It would preserve the status quo, allowing homeowners and businesses to sell electricity generated by their solar panels back to the utilities at retail cost as long as they own the solar equipment.
Critics of the Smart Solar proposal are especially angered that the amendment would enshrine in the state Constitution current state law allowing solar users to be charged an extra fee by utilities to connect to their electric grid.
"The amendment is a wolf in sheep's clothing," said Stephen Smith, executive director of the Southern Alliance for Clean Energy, which has been the main financial backer of the Solar Choice proposal. "They actually have the words 'solar choice' on their ballot amendment. It's the most devious thing. But there is nothing in their amendment that is really a choice. They are effectively enshrining the status quo. That in and of itself is deceptive."
Smart Solar officials said their amendment would protect consumers from predatory companies that would lock customers into long-term contracts for solar equipment. These companies would otherwise be "free from any burden of consumer protection rules," Bascom said.
The amendment "provides constitutional protection for the right of individual ownership of solar equipment, and solar power generation," she said. "It safeguards the role of state and local government to protect consumers — both those who choose solar and those who do not."
All electric customers support the upkeep of a utility's electric grid — from the power plant generating electricity to the transmission lines running to homes — through their electric bill.
So if solar users are still connected to the utility grid, either to sell electricity back to the utility or other electricity users, or to receive backup power when solar can't meet all their energy needs, are they getting a free ride on the backs of consumers who don't use solar?
Florida's utilities say it is a question of fairness that everyone pays the fair share to maintain the grid.
The amendment, said Duke's Glenn, "provides protections for customers who don't have solar, who don't want it, who can't afford to put $30,000 worth of panels on their roof, who can't because they rent, they have a condo, or they don't want to drill 18 holes in their roof." Glenn noted that only 20 to 30 percent of the homes in Duke's territory are suitable for solar.
TECO makes the same argument. Spokeswoman Cherie Jacobs said the Smart Solar amendment "would make sure that electric customers who have solar systems are not subsidized by those who do not have solar."
Smith, the executive director of the Southern Alliance for Clean Energy, calls that nonsense and says it essentially penalizes solar customers for using less electricity.
"They are saying because I use less electricity, I still have to pay you," he said. "That is the kind of thinking that takes hold when you have a monopoly."
Meantime, Florida's electric utilities and others across the nation are moving to build their own solar projects and promise more to come. Duke, for example, plans up to 500 megawatts of solar generation in the next decade. Critics, though, question whether there is some double standard being displayed by big energy companies.

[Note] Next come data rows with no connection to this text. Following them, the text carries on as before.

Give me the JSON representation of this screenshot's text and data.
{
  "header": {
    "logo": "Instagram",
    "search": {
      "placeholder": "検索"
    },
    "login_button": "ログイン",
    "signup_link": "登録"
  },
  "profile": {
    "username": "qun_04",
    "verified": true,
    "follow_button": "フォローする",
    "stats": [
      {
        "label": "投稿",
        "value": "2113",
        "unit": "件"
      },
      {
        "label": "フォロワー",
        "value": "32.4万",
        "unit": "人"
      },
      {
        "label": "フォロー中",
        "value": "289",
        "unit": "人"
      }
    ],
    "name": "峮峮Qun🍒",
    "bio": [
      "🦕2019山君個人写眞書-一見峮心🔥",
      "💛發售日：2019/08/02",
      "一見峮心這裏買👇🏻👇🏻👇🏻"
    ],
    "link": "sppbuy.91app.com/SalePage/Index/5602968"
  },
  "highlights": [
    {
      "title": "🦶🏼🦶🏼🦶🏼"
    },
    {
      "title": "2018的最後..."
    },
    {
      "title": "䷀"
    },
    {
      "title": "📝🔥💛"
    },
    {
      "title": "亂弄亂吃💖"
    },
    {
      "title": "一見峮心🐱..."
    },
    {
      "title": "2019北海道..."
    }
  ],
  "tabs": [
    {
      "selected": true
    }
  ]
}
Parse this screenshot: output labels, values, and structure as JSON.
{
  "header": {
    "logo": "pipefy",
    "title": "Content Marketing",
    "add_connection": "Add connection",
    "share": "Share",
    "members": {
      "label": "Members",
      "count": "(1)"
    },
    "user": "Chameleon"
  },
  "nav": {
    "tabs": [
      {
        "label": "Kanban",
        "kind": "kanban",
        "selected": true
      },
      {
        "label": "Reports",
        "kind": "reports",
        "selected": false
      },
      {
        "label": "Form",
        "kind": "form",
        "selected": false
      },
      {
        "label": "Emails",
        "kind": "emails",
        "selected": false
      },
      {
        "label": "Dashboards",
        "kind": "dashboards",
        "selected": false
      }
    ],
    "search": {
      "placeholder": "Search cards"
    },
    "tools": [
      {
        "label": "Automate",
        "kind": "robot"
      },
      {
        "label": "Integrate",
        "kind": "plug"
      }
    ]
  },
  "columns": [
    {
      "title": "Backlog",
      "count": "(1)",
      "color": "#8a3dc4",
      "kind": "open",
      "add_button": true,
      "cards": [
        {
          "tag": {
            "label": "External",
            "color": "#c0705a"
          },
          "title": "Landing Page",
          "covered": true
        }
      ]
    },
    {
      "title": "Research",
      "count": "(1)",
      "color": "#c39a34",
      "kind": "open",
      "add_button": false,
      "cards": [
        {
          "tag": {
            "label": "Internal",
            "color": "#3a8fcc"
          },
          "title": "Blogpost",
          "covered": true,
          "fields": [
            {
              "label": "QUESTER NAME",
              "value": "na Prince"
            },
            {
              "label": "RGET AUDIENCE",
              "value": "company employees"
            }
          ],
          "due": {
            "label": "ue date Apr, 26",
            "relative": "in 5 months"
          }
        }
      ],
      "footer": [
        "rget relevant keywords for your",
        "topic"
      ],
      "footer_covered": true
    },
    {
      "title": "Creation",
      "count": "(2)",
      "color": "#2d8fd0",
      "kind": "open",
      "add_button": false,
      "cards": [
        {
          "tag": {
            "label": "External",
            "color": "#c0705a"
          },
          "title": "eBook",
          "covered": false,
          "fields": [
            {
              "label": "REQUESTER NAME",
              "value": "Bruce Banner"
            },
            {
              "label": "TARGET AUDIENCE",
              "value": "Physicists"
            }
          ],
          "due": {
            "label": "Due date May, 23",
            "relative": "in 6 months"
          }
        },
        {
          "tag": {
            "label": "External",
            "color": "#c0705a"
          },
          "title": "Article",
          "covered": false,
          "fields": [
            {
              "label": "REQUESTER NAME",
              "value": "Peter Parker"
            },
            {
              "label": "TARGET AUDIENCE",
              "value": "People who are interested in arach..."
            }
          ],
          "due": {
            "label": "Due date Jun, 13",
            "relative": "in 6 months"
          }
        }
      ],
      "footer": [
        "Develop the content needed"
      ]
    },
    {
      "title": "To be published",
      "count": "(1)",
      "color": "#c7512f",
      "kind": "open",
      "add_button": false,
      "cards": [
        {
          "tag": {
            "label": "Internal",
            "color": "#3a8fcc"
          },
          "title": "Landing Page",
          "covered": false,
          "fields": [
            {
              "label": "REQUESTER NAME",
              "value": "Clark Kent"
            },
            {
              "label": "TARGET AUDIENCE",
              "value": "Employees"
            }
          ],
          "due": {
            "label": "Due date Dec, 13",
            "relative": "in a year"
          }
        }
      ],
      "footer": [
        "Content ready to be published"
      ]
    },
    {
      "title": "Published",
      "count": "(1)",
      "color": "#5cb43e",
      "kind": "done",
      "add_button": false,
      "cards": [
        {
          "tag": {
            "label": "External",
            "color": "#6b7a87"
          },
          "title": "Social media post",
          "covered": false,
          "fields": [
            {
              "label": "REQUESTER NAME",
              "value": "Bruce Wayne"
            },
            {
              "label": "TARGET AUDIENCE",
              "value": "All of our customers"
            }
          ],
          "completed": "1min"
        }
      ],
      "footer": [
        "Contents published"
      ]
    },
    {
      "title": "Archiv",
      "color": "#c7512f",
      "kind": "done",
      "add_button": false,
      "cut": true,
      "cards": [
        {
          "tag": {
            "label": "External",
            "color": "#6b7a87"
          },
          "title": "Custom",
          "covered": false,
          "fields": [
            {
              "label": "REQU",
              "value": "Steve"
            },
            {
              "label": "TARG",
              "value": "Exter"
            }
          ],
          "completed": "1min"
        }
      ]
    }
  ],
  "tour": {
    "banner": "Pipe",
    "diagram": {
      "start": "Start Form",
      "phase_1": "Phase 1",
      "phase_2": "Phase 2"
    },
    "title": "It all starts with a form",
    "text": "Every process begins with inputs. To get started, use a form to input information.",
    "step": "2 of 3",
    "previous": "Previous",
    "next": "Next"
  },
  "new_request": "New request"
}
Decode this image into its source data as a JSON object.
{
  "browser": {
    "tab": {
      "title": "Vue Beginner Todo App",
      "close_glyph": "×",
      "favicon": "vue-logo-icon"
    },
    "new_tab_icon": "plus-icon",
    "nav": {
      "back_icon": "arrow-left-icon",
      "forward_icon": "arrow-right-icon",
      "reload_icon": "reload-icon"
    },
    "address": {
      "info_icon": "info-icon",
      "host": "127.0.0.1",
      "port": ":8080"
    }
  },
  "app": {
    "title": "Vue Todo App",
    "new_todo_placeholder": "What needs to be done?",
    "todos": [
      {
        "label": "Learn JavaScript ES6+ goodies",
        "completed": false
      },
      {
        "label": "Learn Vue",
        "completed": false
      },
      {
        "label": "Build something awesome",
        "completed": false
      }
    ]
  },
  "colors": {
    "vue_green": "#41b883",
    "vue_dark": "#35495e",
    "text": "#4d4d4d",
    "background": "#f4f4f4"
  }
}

"If they own it, you are still writing them a check for those solar electrons," Smith said. "Don't get me wrong, we are totally happy with the utilities using solar. We have no problem with that. We have a problem with why is it good for the goose but not for the gander."
Contact William R. Levesque at firstname.lastname@example.org. Follow @Times_Levesque.